## Task brief
Copy only those lines which run from the line containing "Parse this screenshot: output" to the end of the entries below, both inclusive, exactly as written and with no pictures.

(Items from an interface collection)

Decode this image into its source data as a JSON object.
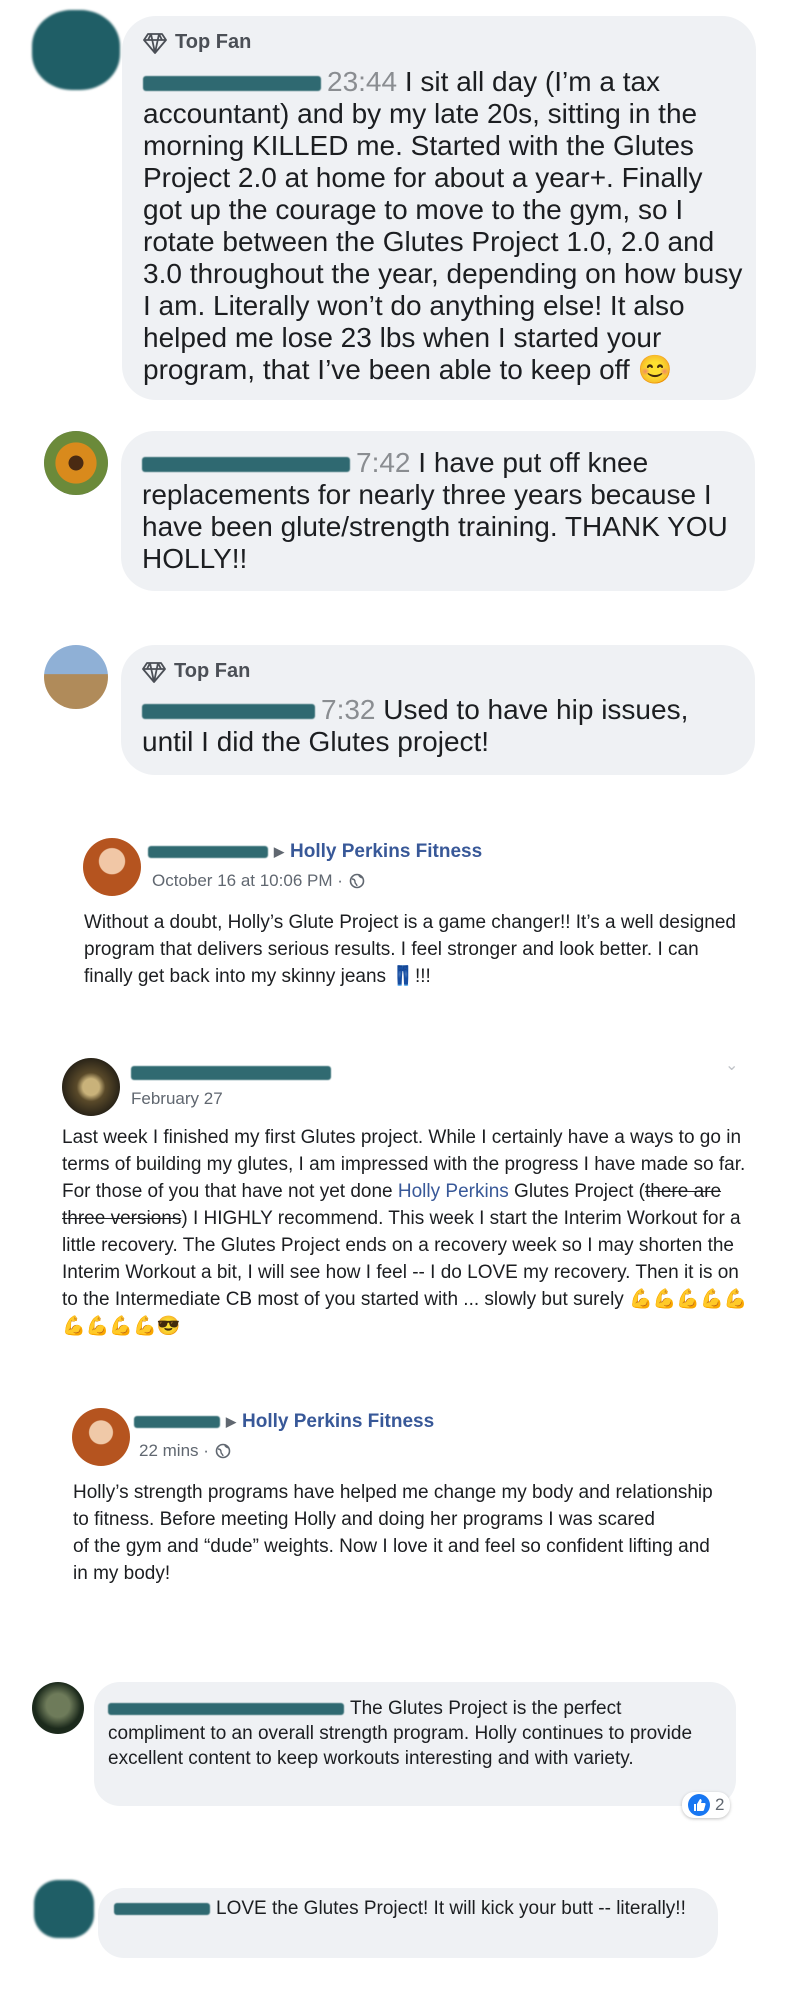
{
  "comment1": {
    "badge": "Top Fan",
    "time": "23:44",
    "text_before_emoji": "I sit all day (I’m a tax accountant) and by my late 20s, sitting in the morning KILLED me. Started with the Glutes Project 2.0 at home for about a year+. Finally got up the courage to move to the gym, so I rotate between the Glutes Project 1.0, 2.0 and 3.0 throughout the year, depending on how busy I am. Literally won’t do anything else! It also helped me lose 23 lbs when I started your program, that I’ve been able to keep off",
    "emoji": "😊"
  },
  "comment2": {
    "time": "7:42",
    "text": "I have put off knee replacements for nearly three years because I have been glute/strength training. THANK YOU HOLLY!!"
  },
  "comment3": {
    "badge": "Top Fan",
    "time": "7:32",
    "text": "Used to have hip issues, until I did the Glutes project!"
  },
  "post1": {
    "page_name": "Holly Perkins Fitness",
    "date": "October 16 at 10:06 PM ·",
    "text_before_emoji": "Without a doubt, Holly’s Glute Project is a game changer!! It’s a well designed program that delivers serious results. I feel stronger and look better. I can finally get back into my skinny jeans",
    "emoji": "👖",
    "text_after_emoji": "!!!"
  },
  "post2": {
    "date": "February 27",
    "text_1": "Last week I finished my first Glutes project. While I certainly have a ways to go in terms of building my glutes, I am impressed with the progress I have made so far. For those of you that have not yet done",
    "link": "Holly Perkins",
    "text_2": "Glutes Project (",
    "strike": "there are three versions",
    "text_3": ") I HIGHLY recommend. This week I start the Interim Workout for a little recovery. The Glutes Project ends on a recovery week so I may shorten the Interim Workout a bit, I will see how I feel -- I do LOVE my recovery. Then it is on to the Intermediate CB most of you started with ... slowly but surely",
    "emojis": "💪💪💪💪💪💪💪💪💪😎"
  },
  "post3": {
    "page_name": "Holly Perkins Fitness",
    "date": "22 mins ·",
    "text_1": "Holly’s strength programs have helped me change my body and relationship to fitness. Before meeting Holly and doing her programs I was scared",
    "text_2": "of the gym and “dude” weights. Now I love it and feel so confident lifting and in my body!"
  },
  "comment4": {
    "text": "The Glutes Project is the perfect compliment to an overall strength program. Holly continues to provide excellent content to keep workouts interesting and with variety.",
    "like_count": "2"
  },
  "comment5": {
    "text": "LOVE the Glutes Project! It will kick your butt -- literally!!"
  },
  "colors": {
    "bubble": "#eff1f4",
    "link": "#385898",
    "like": "#1877f2",
    "redaction": "#1f5e66"
  }
}
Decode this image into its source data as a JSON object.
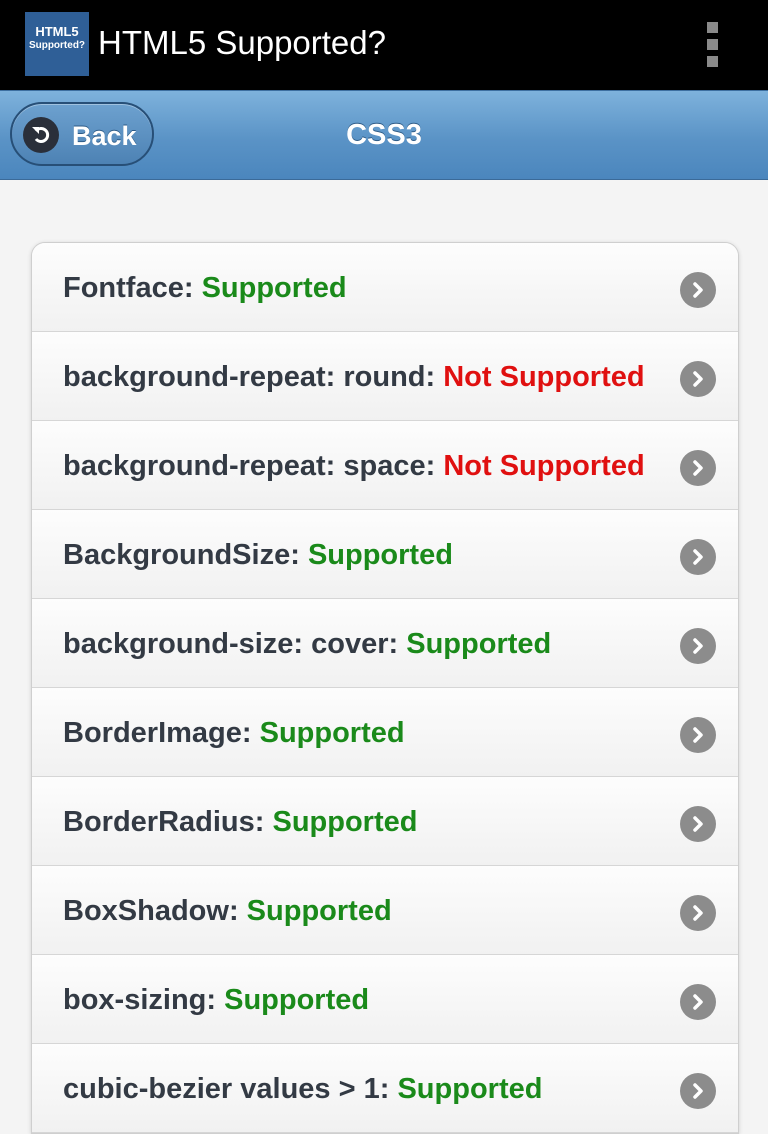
{
  "app": {
    "icon_line1": "HTML5",
    "icon_line2": "Supported?",
    "title": "HTML5 Supported?"
  },
  "header": {
    "back_label": "Back",
    "title": "CSS3"
  },
  "colors": {
    "supported": "#1a8a1a",
    "not_supported": "#e01010",
    "header_blue": "#5a93c6"
  },
  "features": [
    {
      "name": "Fontface: ",
      "status": "Supported",
      "supported": true
    },
    {
      "name": "background-repeat: round: ",
      "status": "Not Supported",
      "supported": false
    },
    {
      "name": "background-repeat: space: ",
      "status": "Not Supported",
      "supported": false
    },
    {
      "name": "BackgroundSize: ",
      "status": "Supported",
      "supported": true
    },
    {
      "name": "background-size: cover: ",
      "status": "Supported",
      "supported": true
    },
    {
      "name": "BorderImage: ",
      "status": "Supported",
      "supported": true
    },
    {
      "name": "BorderRadius: ",
      "status": "Supported",
      "supported": true
    },
    {
      "name": "BoxShadow: ",
      "status": "Supported",
      "supported": true
    },
    {
      "name": "box-sizing: ",
      "status": "Supported",
      "supported": true
    },
    {
      "name": "cubic-bezier values > 1: ",
      "status": "Supported",
      "supported": true
    }
  ]
}
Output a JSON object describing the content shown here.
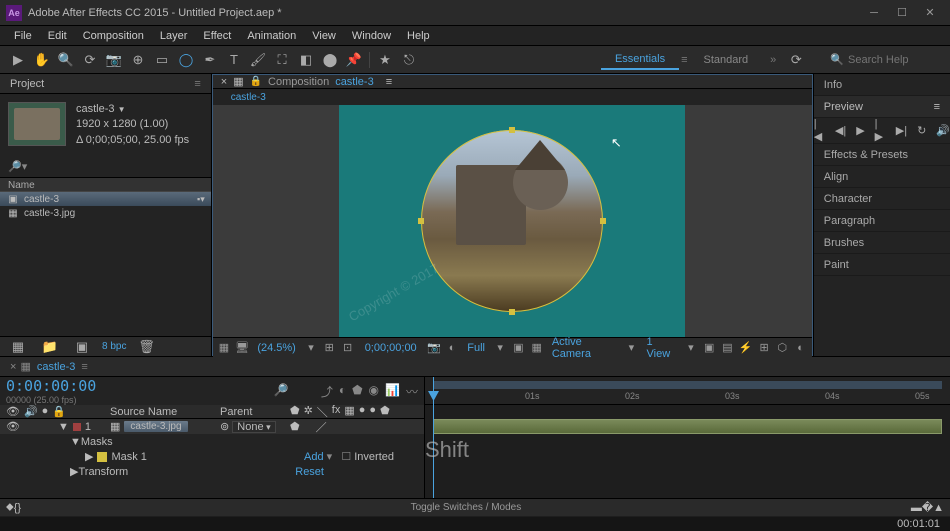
{
  "titlebar": {
    "app": "Adobe After Effects CC 2015",
    "project": "Untitled Project.aep *",
    "logo": "Ae"
  },
  "menu": [
    "File",
    "Edit",
    "Composition",
    "Layer",
    "Effect",
    "Animation",
    "View",
    "Window",
    "Help"
  ],
  "workspaces": {
    "active": "Essentials",
    "other": "Standard"
  },
  "search": {
    "placeholder": "Search Help"
  },
  "project": {
    "title": "Project",
    "asset_name": "castle-3",
    "asset_dims": "1920 x 1280 (1.00)",
    "asset_dur": "Δ 0;00;05;00, 25.00 fps",
    "name_header": "Name",
    "items": [
      {
        "type": "comp",
        "label": "castle-3",
        "selected": true
      },
      {
        "type": "img",
        "label": "castle-3.jpg",
        "selected": false
      }
    ],
    "bpc": "8 bpc"
  },
  "comp": {
    "label": "Composition",
    "name": "castle-3",
    "tab": "castle-3",
    "zoom": "(24.5%)",
    "time": "0;00;00;00",
    "res": "Full",
    "camera": "Active Camera",
    "views": "1 View"
  },
  "right_panels": [
    "Info",
    "Preview",
    "Effects & Presets",
    "Align",
    "Character",
    "Paragraph",
    "Brushes",
    "Paint"
  ],
  "timeline": {
    "tab": "castle-3",
    "timecode": "0:00:00:00",
    "fps": "00000 (25.00 fps)",
    "headers": {
      "source": "Source Name",
      "parent": "Parent"
    },
    "layer": {
      "num": "1",
      "name": "castle-3.jpg",
      "parent": "None"
    },
    "mask": "Masks",
    "mask1": "Mask 1",
    "transform": "Transform",
    "add": "Add",
    "inverted": "Inverted",
    "reset": "Reset",
    "ruler": [
      "01s",
      "02s",
      "03s",
      "04s",
      "05s"
    ],
    "switches": "Toggle Switches / Modes",
    "shift": "Shift"
  },
  "status": {
    "time": "00:01:01"
  },
  "watermark": "Copyright © 2017"
}
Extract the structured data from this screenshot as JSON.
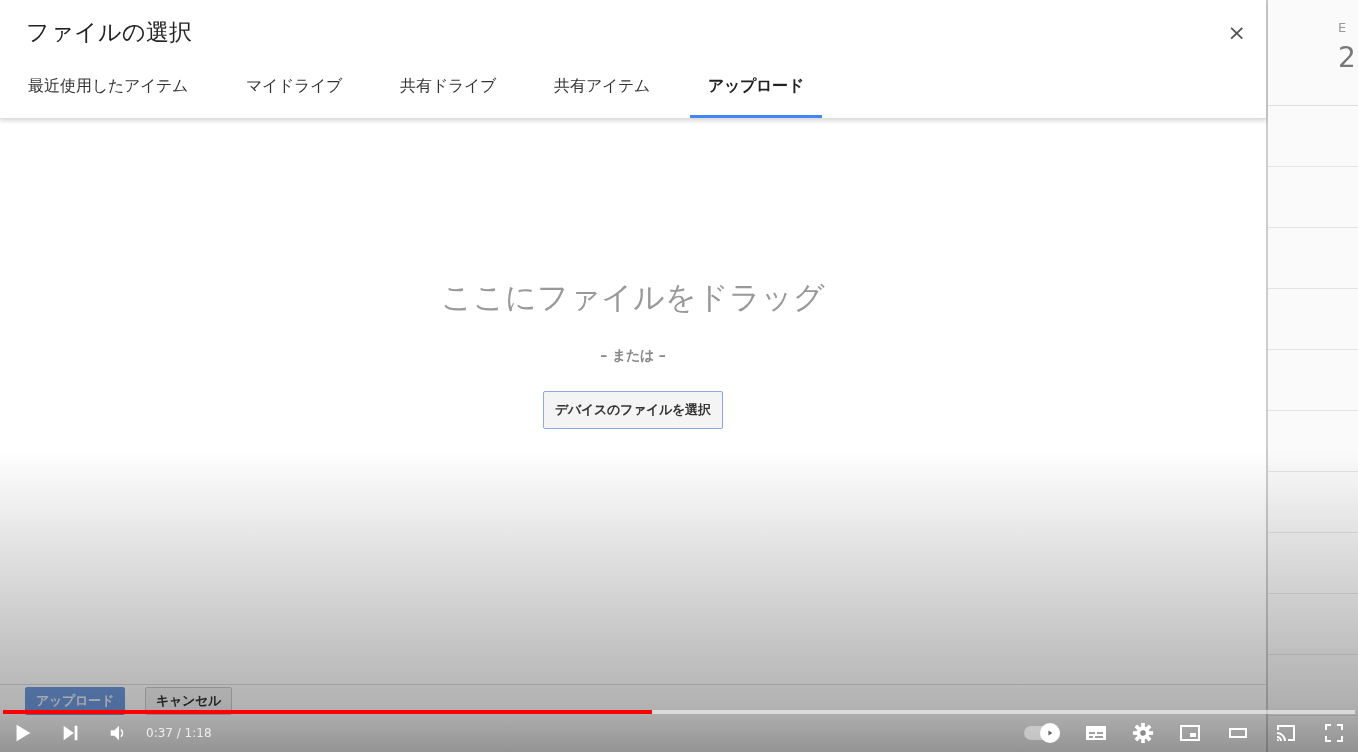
{
  "dialog": {
    "title": "ファイルの選択",
    "close": "×",
    "tabs": [
      {
        "label": "最近使用したアイテム",
        "selected": false
      },
      {
        "label": "マイドライブ",
        "selected": false
      },
      {
        "label": "共有ドライブ",
        "selected": false
      },
      {
        "label": "共有アイテム",
        "selected": false
      },
      {
        "label": "アップロード",
        "selected": true
      }
    ],
    "drop_text": "ここにファイルをドラッグ",
    "or_text": "– または –",
    "device_button": "デバイスのファイルを選択",
    "buttons": [
      {
        "label": "アップロード",
        "disabled": true
      },
      {
        "label": "キャンセル",
        "disabled": false
      }
    ]
  },
  "background": {
    "label": "E",
    "value": "2"
  },
  "player": {
    "progress": {
      "level": 0.48
    },
    "time": "0:37 / 1:18",
    "autoplay": {
      "on": true
    }
  }
}
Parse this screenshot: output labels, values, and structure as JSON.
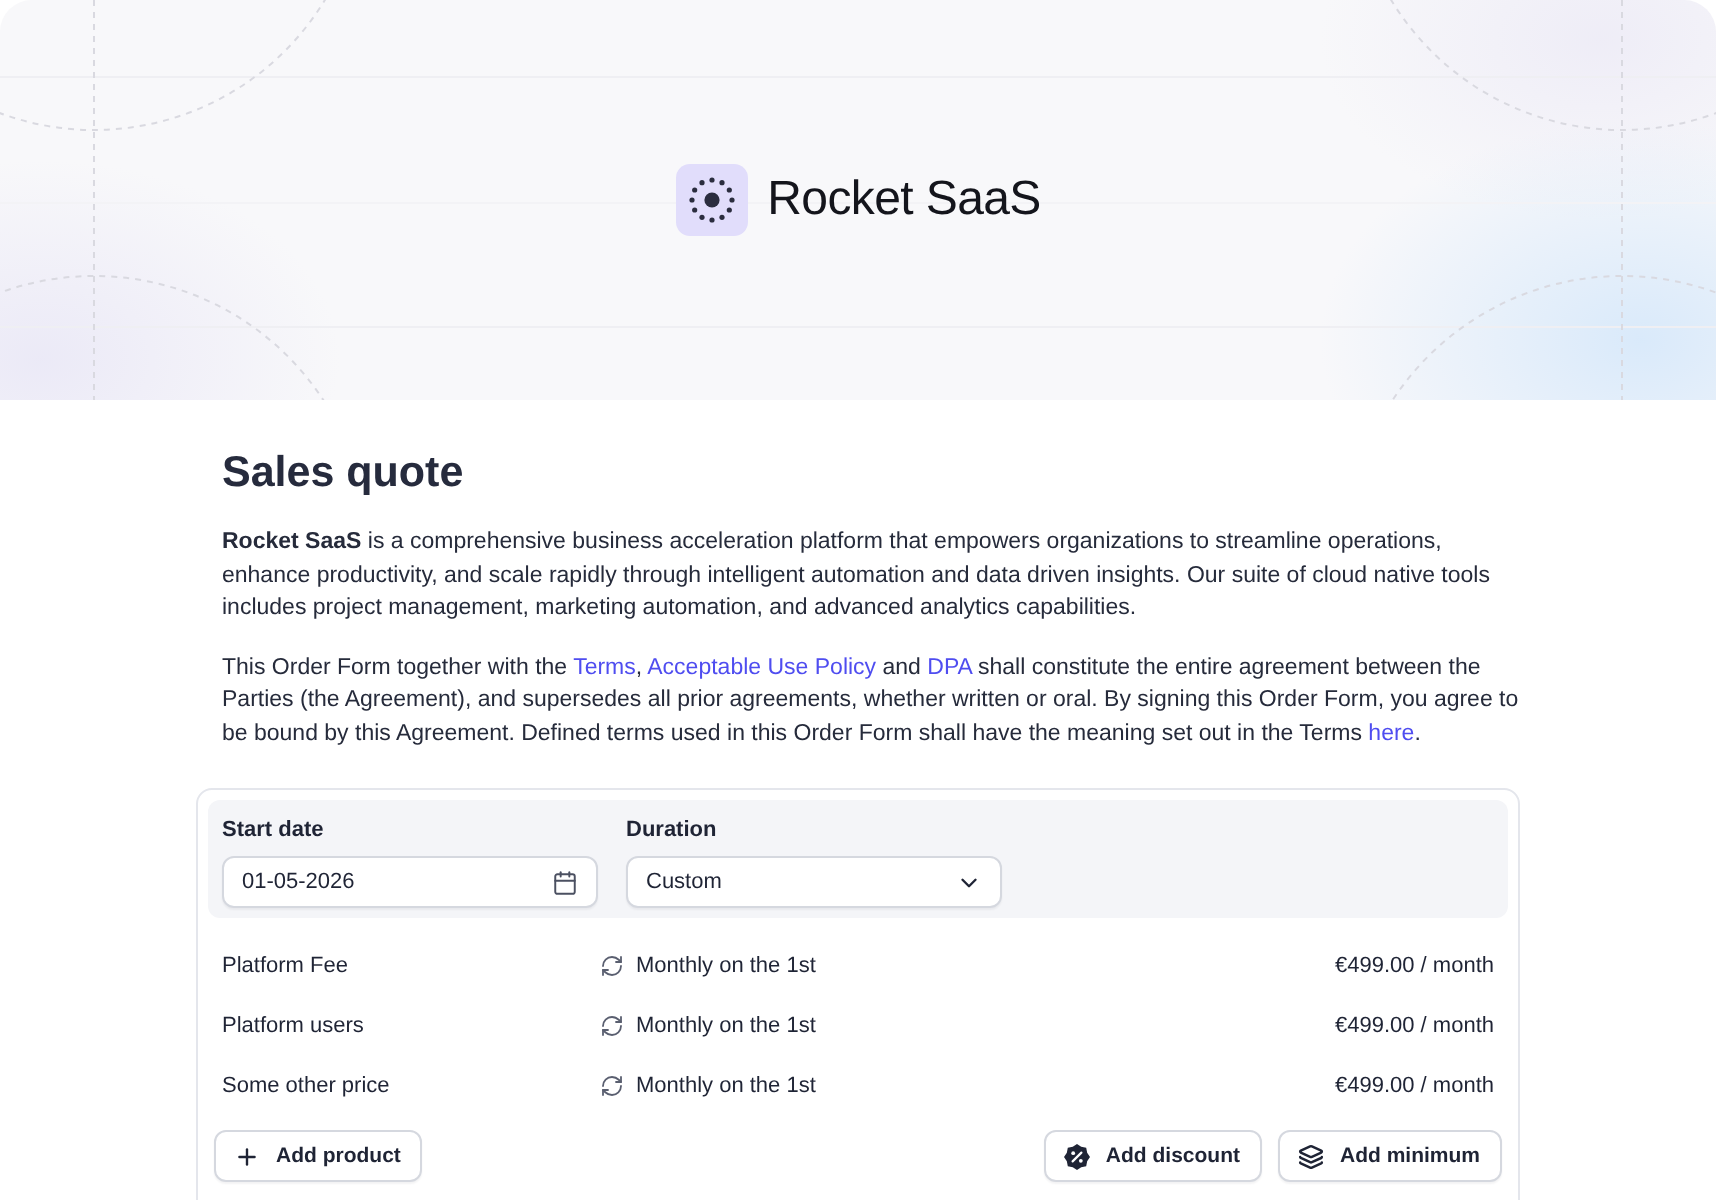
{
  "brand": {
    "name": "Rocket SaaS"
  },
  "title": "Sales quote",
  "intro": "**Rocket SaaS** is a comprehensive business acceleration platform that empowers organizations to streamline operations, enhance productivity, and scale rapidly through intelligent automation and data driven insights. Our suite of cloud native tools includes project management, marketing automation, and advanced analytics capabilities.",
  "agreement": [
    {
      "kind": "text",
      "text": "This Order Form together with the "
    },
    {
      "kind": "link",
      "text": "Terms"
    },
    {
      "kind": "text",
      "text": ", "
    },
    {
      "kind": "link",
      "text": "Acceptable Use Policy"
    },
    {
      "kind": "text",
      "text": " and "
    },
    {
      "kind": "link",
      "text": "DPA"
    },
    {
      "kind": "text",
      "text": " shall constitute the entire agreement between the Parties (the Agreement), and supersedes all prior agreements, whether written or oral. By signing this Order Form, you agree to be bound by this Agreement. Defined terms used in this Order Form shall have the meaning set out in the Terms "
    },
    {
      "kind": "link",
      "text": "here"
    },
    {
      "kind": "text",
      "text": "."
    }
  ],
  "form": {
    "fields": [
      {
        "kind": "date",
        "label": "Start date",
        "value": "01-05-2026"
      },
      {
        "kind": "select",
        "label": "Duration",
        "value": "Custom"
      }
    ]
  },
  "line_items": [
    {
      "name": "Platform Fee",
      "schedule": "Monthly on the 1st",
      "price": "€499.00 / month"
    },
    {
      "name": "Platform users",
      "schedule": "Monthly on the 1st",
      "price": "€499.00 / month"
    },
    {
      "name": "Some other price",
      "schedule": "Monthly on the 1st",
      "price": "€499.00 / month"
    }
  ],
  "actions": {
    "start": [
      {
        "kind": "product",
        "label": "Add product"
      }
    ],
    "end": [
      {
        "kind": "discount",
        "label": "Add discount"
      },
      {
        "kind": "minimum",
        "label": "Add minimum"
      }
    ]
  }
}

## Your solution
Parse this screenshot: output labels, values, and structure as JSON.
{
  "brand": {
    "name": "Rocket SaaS"
  },
  "title": "Sales quote",
  "intro": "**Rocket SaaS** is a comprehensive business acceleration platform that empowers organizations to streamline operations, enhance productivity, and scale rapidly through intelligent automation and data driven insights. Our suite of cloud native tools includes project management, marketing automation, and advanced analytics capabilities.",
  "agreement": [
    {
      "kind": "text",
      "text": "This Order Form together with the "
    },
    {
      "kind": "link",
      "text": "Terms"
    },
    {
      "kind": "text",
      "text": ", "
    },
    {
      "kind": "link",
      "text": "Acceptable Use Policy"
    },
    {
      "kind": "text",
      "text": " and "
    },
    {
      "kind": "link",
      "text": "DPA"
    },
    {
      "kind": "text",
      "text": " shall constitute the entire agreement between the Parties (the Agreement), and supersedes all prior agreements, whether written or oral. By signing this Order Form, you agree to be bound by this Agreement. Defined terms used in this Order Form shall have the meaning set out in the Terms "
    },
    {
      "kind": "link",
      "text": "here"
    },
    {
      "kind": "text",
      "text": "."
    }
  ],
  "form": {
    "fields": [
      {
        "kind": "date",
        "label": "Start date",
        "value": "01-05-2026"
      },
      {
        "kind": "select",
        "label": "Duration",
        "value": "Custom"
      }
    ]
  },
  "line_items": [
    {
      "name": "Platform Fee",
      "schedule": "Monthly on the 1st",
      "price": "€499.00 / month"
    },
    {
      "name": "Platform users",
      "schedule": "Monthly on the 1st",
      "price": "€499.00 / month"
    },
    {
      "name": "Some other price",
      "schedule": "Monthly on the 1st",
      "price": "€499.00 / month"
    }
  ],
  "actions": {
    "start": [
      {
        "kind": "product",
        "label": "Add product"
      }
    ],
    "end": [
      {
        "kind": "discount",
        "label": "Add discount"
      },
      {
        "kind": "minimum",
        "label": "Add minimum"
      }
    ]
  }
}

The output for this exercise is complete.